US5237892 *Jul 28, 1992Aug 24, 1993Tecumseh Products CompanyReduced material crankshaft fabrication
US5293684 *Jun 4, 1993Mar 15, 1994Tecumseh Products CompanyReduced material crankshaft fabrication
US5343777 *Apr 2, 1992Sep 6, 1994Devilbiss Air Power CompanyEccentric crank assembly for a reciprocating piston air compressor
US6173628Apr 23, 1998Jan 16, 2001Panther Machine, Inc.Multi-piece crankshaft construction
US6314643Mar 16, 2000Nov 13, 2001Donald G. LeithMethod for making a multi-piece crankshaft
US6318443Mar 23, 2000Nov 20, 2001Donald G. LeithMulti-piece crankshaft construction
US6382298Jan 16, 2001May 7, 2002Donald G. LeithMulti-piece crankshaft construction
US6684736Oct 26, 2001Feb 3, 2004Donald G. LeithMulti-piece crankshaft construction
US6684979Jun 14, 2000Feb 3, 2004Matsushita Refrigeration CompanyHermetic motor-driven compressor
US6705255 *Jun 25, 2002Mar 16, 2004Ford Global Technologies, LlcCrankshaft for use with a variable compression ratio system
US6820518May 17, 2001Nov 23, 2004Panther Machine, Inc.Crankshaft assembly
US6912929Sep 30, 2002Jul 5, 2005Panther Machine, Inc.Multi-piece crankshaft construction
US7631729 *Oct 20, 2003Dec 15, 2009Panasonic CorporationReciprocating electric compressor
US20040126250 *Oct 20, 2003Jul 1, 2004Koichi TsuchiyaReciprocating electric compressor
US20060013708 *Jun 2, 2005Jan 19, 2006Yap Zer KDrive shaft for compressor
CN100445582CNov 9, 2005Dec 24, 2008丹福斯压缩器有限公司Compressor crankshaft
CN101101016BJul 2, 2007Sep 1, 2010丹福斯压缩器有限公司Compressor crankshaft, particularly refrigerant compressor crankshaft, and method for grinding such a crankshaft
CN101842592BOct 28, 2008Dec 26, 2012阿塞里克股份有限公司A compressor
DE102004054186B3 *Nov 10, 2004Jun 14, 2006Danfoss Compressors GmbhCrankshaft for compressor has shaft element with at least two telescopic sectors engaging in overlapping region
EP1382850A1 *Jun 14, 2000Jan 21, 2004Matsushita Refrigeration CompanyHermetic motor-driven compressor
WO2000077399A2 *Jun 14, 2000Dec 21, 2000Akihiko KubotaHermetic motor-driven compressor
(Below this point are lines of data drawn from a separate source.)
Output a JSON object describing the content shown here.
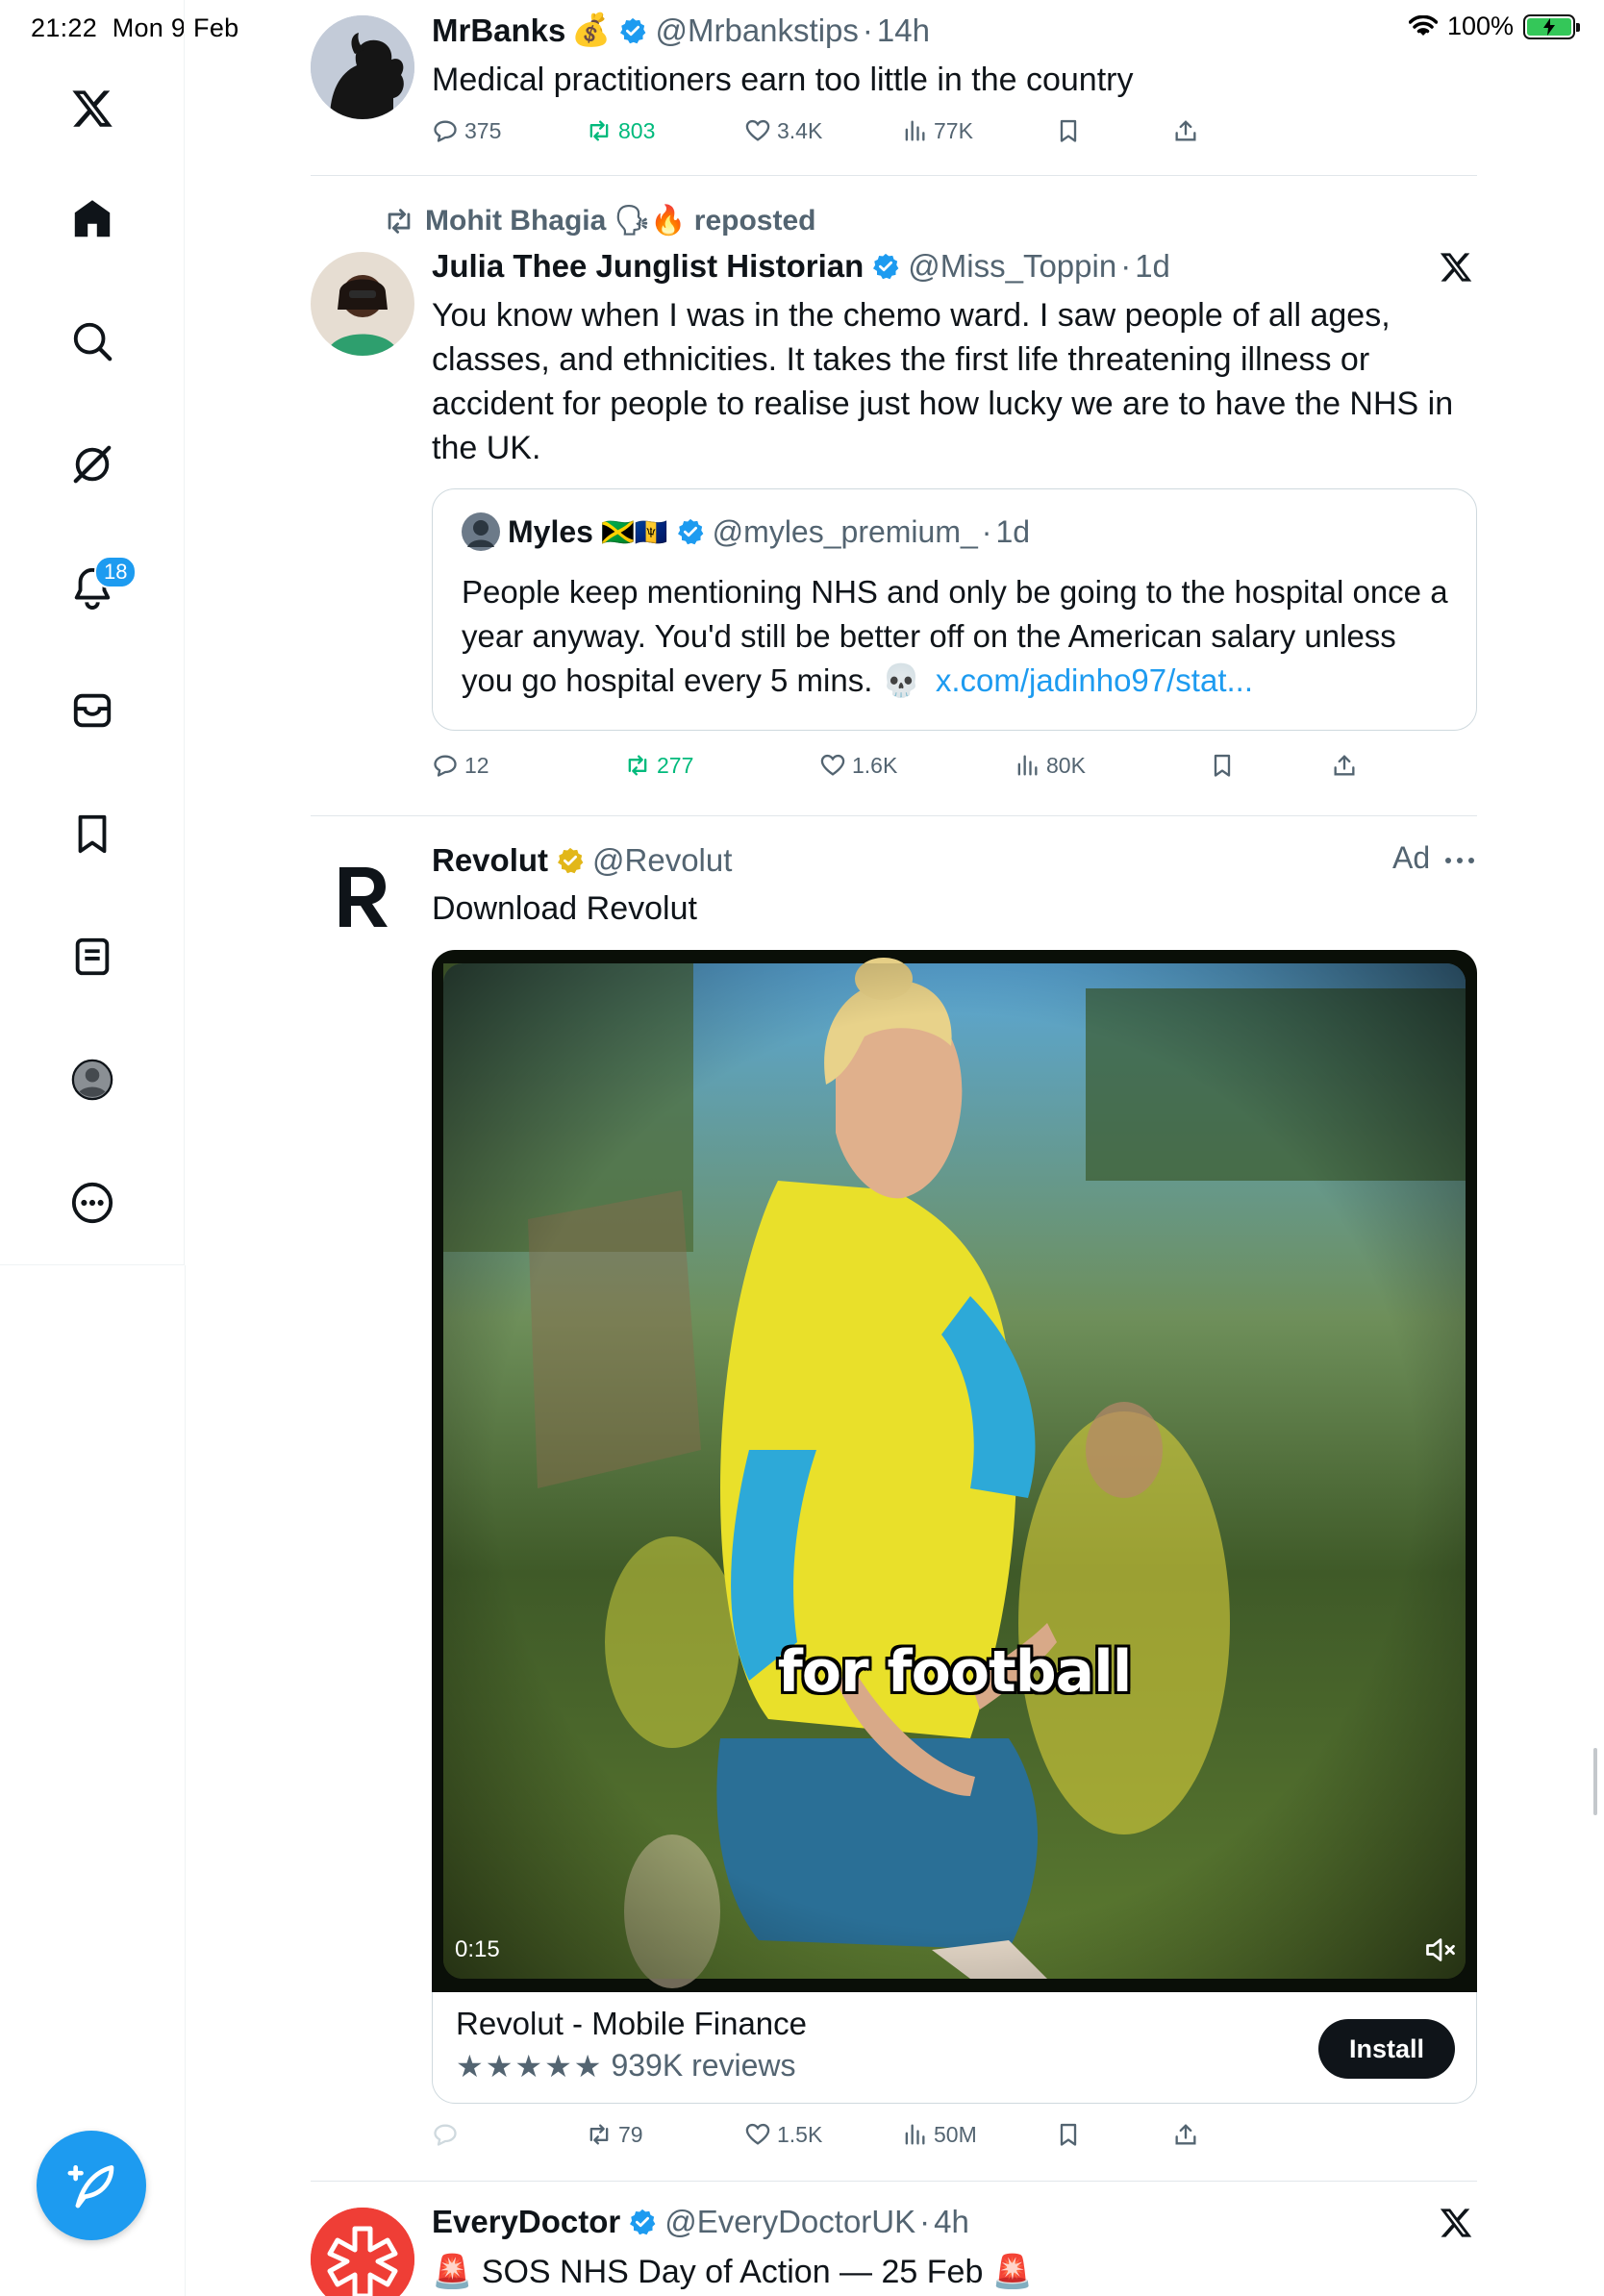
{
  "status_bar": {
    "time": "21:22",
    "date": "Mon 9 Feb",
    "battery": "100%"
  },
  "sidebar": {
    "notifications_badge": "18"
  },
  "tweets": [
    {
      "name": "MrBanks",
      "name_emoji": "💰",
      "handle": "@Mrbankstips",
      "time": "14h",
      "text": "Medical practitioners earn too little in the country",
      "replies": "375",
      "reposts": "803",
      "likes": "3.4K",
      "views": "77K"
    },
    {
      "reposted_by": "Mohit Bhagia",
      "reposted_emoji": "🗣🔥",
      "reposted_label": "reposted",
      "name": "Julia Thee Junglist Historian",
      "handle": "@Miss_Toppin",
      "time": "1d",
      "text": "You know when I was in the chemo ward. I saw people of all ages, classes, and ethnicities. It takes the first life threatening illness or accident for people to realise just how lucky we are to have the NHS in the UK.",
      "quote": {
        "name": "Myles",
        "name_flags": "🇯🇲🇧🇧",
        "handle": "@myles_premium_",
        "time": "1d",
        "text": "People keep mentioning NHS and only be going to the hospital once a year anyway. You'd still be better off on the American salary unless you go hospital every 5 mins. 💀",
        "link": "x.com/jadinho97/stat..."
      },
      "replies": "12",
      "reposts": "277",
      "likes": "1.6K",
      "views": "80K"
    },
    {
      "name": "Revolut",
      "handle": "@Revolut",
      "ad_label": "Ad",
      "text": "Download Revolut",
      "video_caption": "for football",
      "video_time": "0:15",
      "card_title": "Revolut - Mobile Finance",
      "card_stars": "★★★★★",
      "card_reviews": "939K reviews",
      "card_button": "Install",
      "reposts": "79",
      "likes": "1.5K",
      "views": "50M"
    },
    {
      "name": "EveryDoctor",
      "handle": "@EveryDoctorUK",
      "time": "4h",
      "text": "SOS NHS Day of Action — 25 Feb",
      "text_emoji": "🚨"
    }
  ],
  "colors": {
    "accent": "#1d9bf0",
    "repost_green": "#00ba7c",
    "gold_check": "#e2b719"
  }
}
WO2006109975A2 *Apr 11, 2006Oct 19, 2006Jae In JoMethod for making a crank shaft
WO2009056529A1 *Oct 28, 2008May 7, 2009Arcelik AsA compressor
Classifications
U.S. Classification74/598, 74/595, 29/6.01, 74/605
International ClassificationF16C3/22, F16C3/10, F25B31/02, F04B39/00
Cooperative ClassificationF04B39/0094, Y10T74/2185, F16C3/10, Y10T29/17, Y10T74/2173, Y10T74/2177, F25B31/02
European ClassificationF04B39/00K, F16C3/10, F25B31/02
Legal Events
DateCodeEventDescription
Oct 31, 1984ASAssignment
Owner name: ASPERA S.P.A. ITALIAN JOINT STOCK COMPANY OF VIA M
Free format text: ASSIGNMENT OF ASSIGNORS INTEREST.;ASSIGNORS:ANDRIONE, NORBERT;PERUZZI, FEDERIGO;SCANDURRA, GIANCARLO;REEL/FRAME:004323/0792
Effective date: 19820707
Jul 14, 1988FPAYFee payment
Year of fee payment: 4
Aug 25, 1992REMIMaintenance fee reminder mailed
Jan 17, 1993LAPSLapse for failure to pay maintenance fees
Mar 30, 1993FPExpired due to failure to pay maintenance fee
Effective date: 19930117